The Black Lips – The Black Lips Sing in a World That’s Falling Apart
The Black Lips Sing in a World That’s Falling Apart sounds way more cohesive than any of the band’s albums since 2007’s Good Bad Not Evil. This newfound creative focus comes from a country theme that ups the twang without usurping the band’s long-running garage-punk formula.
Instead of going the Ween route and completely changing their identity with the help of Nashville session players, The Black Lips and two different steel guitarists nicknamed Catfish explored a few country tropes through rock ‘n’ roll songs about everything from growing up (“Gentleman”) to a relative of bassist Jared Swilley who may have inspired a GI Joe action figure (“Rumbler”).
Changes include new guitarist Jeff Clarke (ha, that name!), a member of longtime Black Lips peers Demon’s Claws and Hellshovel and the lead vocalist heard on “Holding Me Holding You,” “Georgia” and other homages to The Rolling Stones’ Beggars Banquet album and similar benchmarks in the history of slightly country, unquestionably rock stompers.
Yet as Porter Wagoner used to say, the Black Lips still play the songs that brought them here, from a finished version of Velvet Underground song snippet “Get It On Time” (sung by saxophonist Zumi Rosow and recorded with John Cale’s blessing) to weird (“Live Fast Die Slow”) and raunchy (“Hooker Jon”) selections that would’ve fit past albums.
Just as great punk and garage albums usually owe a lot to short-run 7-inches and excavated nuggets, crate-digging for rockabilly and country rarities shaped this set of songs. Discoveries of everything from “Psycho” singer Eddie Noack to Grand Ole Opry and Hee Haw star Minnie Pearl’s recorded output comes from two things: Atlanta DJ and record collector Greg Germani’s passion for sharing country rarities and Black Lips guitarist Cole Alexander’s endless search for obscurities.
Overall, the album’s more garage than country.
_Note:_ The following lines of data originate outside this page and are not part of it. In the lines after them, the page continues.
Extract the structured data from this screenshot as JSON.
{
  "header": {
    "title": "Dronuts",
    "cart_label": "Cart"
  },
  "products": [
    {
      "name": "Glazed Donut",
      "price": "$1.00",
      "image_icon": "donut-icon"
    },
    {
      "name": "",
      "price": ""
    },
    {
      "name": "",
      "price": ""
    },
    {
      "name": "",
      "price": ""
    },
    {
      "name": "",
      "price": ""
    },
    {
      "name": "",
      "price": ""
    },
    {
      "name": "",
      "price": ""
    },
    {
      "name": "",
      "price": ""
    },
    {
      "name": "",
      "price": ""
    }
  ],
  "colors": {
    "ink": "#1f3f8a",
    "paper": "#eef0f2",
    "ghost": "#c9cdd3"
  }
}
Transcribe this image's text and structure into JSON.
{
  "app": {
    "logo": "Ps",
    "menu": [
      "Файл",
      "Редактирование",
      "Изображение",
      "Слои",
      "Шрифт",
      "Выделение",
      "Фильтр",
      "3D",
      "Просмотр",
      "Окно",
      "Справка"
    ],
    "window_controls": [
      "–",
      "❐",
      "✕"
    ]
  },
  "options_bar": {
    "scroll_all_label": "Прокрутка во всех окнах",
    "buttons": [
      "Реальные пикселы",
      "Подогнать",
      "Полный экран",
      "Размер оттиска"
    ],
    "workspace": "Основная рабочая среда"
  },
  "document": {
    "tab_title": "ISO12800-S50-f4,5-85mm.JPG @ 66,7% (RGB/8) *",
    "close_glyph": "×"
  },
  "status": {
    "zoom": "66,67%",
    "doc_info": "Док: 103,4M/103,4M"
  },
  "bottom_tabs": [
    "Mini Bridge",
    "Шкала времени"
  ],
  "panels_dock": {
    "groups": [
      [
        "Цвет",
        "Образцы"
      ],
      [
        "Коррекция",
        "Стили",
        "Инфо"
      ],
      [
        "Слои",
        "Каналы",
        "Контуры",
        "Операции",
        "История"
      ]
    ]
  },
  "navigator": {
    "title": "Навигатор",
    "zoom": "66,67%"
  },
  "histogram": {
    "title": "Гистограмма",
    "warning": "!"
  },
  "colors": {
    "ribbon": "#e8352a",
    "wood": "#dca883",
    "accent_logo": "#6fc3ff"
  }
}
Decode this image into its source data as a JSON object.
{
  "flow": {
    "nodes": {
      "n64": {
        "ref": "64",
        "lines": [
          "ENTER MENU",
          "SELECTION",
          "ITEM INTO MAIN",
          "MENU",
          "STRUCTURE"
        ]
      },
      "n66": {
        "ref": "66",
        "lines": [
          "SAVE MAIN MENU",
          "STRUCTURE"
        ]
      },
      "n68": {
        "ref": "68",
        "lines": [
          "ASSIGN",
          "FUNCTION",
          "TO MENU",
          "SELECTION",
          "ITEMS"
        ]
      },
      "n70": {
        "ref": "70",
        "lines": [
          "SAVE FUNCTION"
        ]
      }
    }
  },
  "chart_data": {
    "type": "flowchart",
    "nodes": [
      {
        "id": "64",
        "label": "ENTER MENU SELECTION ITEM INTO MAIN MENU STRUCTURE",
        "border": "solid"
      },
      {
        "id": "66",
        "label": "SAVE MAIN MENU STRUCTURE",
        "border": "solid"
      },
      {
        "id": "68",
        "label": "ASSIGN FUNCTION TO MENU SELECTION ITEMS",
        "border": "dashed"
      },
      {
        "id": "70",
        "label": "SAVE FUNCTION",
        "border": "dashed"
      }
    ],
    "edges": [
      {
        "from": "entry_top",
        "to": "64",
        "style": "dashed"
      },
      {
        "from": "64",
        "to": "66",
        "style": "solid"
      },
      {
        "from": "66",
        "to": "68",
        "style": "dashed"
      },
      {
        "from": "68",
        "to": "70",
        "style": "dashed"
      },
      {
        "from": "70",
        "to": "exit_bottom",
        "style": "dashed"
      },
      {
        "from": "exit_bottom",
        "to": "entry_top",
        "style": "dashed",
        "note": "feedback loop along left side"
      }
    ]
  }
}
Yet at a time when the broad term Americana means soul (Yola) and retro rock (Aaron Lee Tasjan) as much as it represents country music that’s not played on the radio (longtime Black Lips tour manager Matt Williams’ newer boss, Margo Price), a wisely selected tour package or two could expand the Black Lips’ already large and dedicated fan base to new, roots-crazed audiences.
The Black Lips
The Black Lips Sing in a World That’s Falling Apart